*** Task inputs Section Begins ***

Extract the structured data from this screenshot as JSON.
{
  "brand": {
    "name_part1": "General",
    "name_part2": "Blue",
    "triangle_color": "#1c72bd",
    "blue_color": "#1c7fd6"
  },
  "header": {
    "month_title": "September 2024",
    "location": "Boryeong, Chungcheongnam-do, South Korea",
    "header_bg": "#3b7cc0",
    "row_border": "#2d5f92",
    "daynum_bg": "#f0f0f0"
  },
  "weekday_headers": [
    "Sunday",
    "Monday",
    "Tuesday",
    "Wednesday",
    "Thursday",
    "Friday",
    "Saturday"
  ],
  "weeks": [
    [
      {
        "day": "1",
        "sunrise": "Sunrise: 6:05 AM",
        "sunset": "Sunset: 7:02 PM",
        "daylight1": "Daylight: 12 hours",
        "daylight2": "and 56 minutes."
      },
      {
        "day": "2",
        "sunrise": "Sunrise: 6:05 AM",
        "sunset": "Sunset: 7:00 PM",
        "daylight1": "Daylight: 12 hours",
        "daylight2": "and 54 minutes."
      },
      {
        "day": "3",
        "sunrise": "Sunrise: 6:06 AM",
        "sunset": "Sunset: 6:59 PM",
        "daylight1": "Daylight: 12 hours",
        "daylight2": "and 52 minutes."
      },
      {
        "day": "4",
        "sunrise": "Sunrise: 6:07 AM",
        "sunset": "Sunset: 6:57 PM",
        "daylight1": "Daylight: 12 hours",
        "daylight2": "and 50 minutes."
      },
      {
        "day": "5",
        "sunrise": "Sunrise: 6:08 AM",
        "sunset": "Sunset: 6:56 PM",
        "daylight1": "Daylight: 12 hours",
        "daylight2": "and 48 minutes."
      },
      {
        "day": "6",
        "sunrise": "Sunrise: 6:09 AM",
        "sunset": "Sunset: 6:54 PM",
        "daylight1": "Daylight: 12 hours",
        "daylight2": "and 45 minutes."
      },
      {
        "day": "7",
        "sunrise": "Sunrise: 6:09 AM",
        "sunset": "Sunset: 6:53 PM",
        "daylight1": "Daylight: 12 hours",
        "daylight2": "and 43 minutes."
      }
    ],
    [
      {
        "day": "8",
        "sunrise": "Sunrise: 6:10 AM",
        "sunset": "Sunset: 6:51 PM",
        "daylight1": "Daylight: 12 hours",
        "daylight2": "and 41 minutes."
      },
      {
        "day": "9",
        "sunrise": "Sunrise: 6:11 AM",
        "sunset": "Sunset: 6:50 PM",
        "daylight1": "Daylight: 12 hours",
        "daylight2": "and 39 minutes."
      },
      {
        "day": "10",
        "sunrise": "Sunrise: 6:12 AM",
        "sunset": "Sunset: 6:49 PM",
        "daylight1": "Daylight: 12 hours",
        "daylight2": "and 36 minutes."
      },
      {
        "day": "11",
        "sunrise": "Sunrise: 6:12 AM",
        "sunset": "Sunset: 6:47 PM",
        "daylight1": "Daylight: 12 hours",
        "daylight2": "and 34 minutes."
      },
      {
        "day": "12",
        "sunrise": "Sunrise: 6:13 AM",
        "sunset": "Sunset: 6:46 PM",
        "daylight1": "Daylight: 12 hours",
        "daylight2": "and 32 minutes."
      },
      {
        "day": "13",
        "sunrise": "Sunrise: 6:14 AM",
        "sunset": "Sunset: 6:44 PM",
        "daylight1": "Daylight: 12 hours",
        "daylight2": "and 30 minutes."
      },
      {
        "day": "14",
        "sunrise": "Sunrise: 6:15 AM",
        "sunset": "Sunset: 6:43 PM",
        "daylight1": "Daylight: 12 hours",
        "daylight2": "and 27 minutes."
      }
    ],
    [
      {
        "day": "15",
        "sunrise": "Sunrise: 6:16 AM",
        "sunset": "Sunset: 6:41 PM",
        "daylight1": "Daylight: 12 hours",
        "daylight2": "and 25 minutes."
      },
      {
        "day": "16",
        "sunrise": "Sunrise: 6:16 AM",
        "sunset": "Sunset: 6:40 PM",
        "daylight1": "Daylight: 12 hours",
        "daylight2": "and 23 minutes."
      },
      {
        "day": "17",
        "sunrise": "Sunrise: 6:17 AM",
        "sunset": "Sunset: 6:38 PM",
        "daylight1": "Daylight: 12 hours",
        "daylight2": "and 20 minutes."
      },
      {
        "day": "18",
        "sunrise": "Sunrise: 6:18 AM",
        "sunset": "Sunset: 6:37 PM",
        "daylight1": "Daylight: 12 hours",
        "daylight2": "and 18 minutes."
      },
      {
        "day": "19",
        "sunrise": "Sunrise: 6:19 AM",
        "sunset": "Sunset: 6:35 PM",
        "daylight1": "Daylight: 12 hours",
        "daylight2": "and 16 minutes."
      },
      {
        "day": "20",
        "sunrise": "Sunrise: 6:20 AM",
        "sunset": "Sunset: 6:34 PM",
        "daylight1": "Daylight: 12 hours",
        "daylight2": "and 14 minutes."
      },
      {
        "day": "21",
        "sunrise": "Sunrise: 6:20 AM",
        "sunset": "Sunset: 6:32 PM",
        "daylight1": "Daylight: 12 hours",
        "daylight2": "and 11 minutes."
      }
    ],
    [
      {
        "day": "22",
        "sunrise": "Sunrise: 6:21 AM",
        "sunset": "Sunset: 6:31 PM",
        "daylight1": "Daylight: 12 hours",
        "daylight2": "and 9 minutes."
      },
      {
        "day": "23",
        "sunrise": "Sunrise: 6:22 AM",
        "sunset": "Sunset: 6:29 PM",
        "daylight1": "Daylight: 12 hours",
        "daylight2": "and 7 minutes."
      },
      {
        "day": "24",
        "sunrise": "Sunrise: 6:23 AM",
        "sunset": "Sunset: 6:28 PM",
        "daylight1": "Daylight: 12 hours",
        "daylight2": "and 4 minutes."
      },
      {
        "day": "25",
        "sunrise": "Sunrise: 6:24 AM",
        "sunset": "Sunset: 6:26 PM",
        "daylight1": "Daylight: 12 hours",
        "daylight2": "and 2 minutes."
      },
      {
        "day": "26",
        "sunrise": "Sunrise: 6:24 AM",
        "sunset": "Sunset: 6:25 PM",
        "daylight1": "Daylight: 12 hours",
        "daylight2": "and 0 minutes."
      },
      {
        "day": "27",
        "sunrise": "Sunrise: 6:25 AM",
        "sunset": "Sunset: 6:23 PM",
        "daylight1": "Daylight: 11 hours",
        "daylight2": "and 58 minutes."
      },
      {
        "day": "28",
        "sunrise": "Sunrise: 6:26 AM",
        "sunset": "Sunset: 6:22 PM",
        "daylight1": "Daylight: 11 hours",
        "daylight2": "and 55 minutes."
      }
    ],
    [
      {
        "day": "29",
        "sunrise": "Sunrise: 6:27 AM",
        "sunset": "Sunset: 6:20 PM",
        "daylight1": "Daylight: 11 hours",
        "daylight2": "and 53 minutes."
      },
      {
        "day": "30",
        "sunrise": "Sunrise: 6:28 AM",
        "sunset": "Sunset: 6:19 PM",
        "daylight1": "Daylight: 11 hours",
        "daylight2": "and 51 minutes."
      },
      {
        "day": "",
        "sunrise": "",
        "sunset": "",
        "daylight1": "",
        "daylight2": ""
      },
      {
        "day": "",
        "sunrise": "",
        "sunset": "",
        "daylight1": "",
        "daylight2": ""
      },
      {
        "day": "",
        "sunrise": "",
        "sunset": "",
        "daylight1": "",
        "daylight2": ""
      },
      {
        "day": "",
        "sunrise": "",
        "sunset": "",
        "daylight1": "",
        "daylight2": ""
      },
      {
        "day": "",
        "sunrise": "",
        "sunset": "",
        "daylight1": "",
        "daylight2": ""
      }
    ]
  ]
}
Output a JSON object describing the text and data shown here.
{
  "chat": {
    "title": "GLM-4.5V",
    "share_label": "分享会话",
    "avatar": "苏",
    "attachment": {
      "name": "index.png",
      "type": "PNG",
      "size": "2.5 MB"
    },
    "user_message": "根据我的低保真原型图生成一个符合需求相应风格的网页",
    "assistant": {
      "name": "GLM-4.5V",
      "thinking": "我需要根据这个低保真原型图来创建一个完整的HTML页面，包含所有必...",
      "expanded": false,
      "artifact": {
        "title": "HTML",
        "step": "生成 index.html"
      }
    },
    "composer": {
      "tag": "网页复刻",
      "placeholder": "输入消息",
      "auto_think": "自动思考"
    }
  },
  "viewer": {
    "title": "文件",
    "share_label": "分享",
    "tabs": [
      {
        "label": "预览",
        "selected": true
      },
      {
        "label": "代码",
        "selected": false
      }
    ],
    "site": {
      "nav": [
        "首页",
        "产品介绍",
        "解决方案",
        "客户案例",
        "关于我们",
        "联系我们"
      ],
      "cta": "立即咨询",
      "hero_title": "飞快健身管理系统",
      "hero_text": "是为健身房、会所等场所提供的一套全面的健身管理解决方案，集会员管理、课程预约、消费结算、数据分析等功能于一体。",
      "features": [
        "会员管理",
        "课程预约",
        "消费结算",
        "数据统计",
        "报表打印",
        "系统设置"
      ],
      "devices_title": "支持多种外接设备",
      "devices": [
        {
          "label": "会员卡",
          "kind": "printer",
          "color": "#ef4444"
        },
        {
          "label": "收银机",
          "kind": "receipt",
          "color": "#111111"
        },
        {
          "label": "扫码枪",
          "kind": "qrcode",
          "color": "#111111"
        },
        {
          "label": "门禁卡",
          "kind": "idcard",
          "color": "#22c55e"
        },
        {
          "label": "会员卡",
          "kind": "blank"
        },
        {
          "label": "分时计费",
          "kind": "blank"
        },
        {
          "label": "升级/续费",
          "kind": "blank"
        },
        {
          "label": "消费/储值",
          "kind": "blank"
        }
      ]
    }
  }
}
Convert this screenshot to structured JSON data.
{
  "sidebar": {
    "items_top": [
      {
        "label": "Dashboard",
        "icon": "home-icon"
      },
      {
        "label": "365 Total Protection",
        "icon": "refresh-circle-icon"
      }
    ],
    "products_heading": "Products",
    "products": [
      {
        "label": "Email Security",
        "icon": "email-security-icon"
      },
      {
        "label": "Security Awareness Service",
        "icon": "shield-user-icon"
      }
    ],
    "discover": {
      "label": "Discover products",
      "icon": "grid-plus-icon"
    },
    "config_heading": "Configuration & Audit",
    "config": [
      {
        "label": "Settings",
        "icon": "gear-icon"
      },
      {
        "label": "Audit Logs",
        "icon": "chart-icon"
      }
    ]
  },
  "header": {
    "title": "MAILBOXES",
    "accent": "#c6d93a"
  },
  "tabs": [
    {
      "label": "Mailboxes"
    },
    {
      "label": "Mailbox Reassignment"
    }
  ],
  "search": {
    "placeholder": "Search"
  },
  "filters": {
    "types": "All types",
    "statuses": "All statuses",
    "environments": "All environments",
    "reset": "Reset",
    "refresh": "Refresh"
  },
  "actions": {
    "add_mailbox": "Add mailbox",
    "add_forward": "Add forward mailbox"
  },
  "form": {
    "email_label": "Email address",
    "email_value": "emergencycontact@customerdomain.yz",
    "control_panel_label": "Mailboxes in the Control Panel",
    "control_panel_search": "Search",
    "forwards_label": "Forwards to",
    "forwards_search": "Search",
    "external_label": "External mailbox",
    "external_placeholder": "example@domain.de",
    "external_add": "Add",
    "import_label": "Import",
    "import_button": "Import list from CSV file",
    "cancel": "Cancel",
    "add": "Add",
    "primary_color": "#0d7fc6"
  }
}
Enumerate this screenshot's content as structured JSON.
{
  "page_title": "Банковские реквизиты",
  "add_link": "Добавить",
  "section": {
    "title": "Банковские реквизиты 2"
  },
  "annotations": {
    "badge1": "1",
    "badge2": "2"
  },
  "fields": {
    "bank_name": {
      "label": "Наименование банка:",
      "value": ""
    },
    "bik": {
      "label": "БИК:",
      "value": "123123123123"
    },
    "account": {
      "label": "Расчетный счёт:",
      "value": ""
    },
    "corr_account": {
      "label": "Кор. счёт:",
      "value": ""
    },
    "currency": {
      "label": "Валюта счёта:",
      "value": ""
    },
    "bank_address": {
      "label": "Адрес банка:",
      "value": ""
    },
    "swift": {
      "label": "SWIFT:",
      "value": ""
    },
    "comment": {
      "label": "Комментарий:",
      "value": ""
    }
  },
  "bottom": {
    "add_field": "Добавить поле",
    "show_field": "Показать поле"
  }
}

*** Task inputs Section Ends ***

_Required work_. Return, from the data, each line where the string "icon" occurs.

_Task answer_.
        "icon": "home-icon"
        "icon": "refresh-circle-icon"
        "icon": "email-security-icon"
        "icon": "shield-user-icon"
      "icon": "grid-plus-icon"
        "icon": "gear-icon"
        "icon": "chart-icon"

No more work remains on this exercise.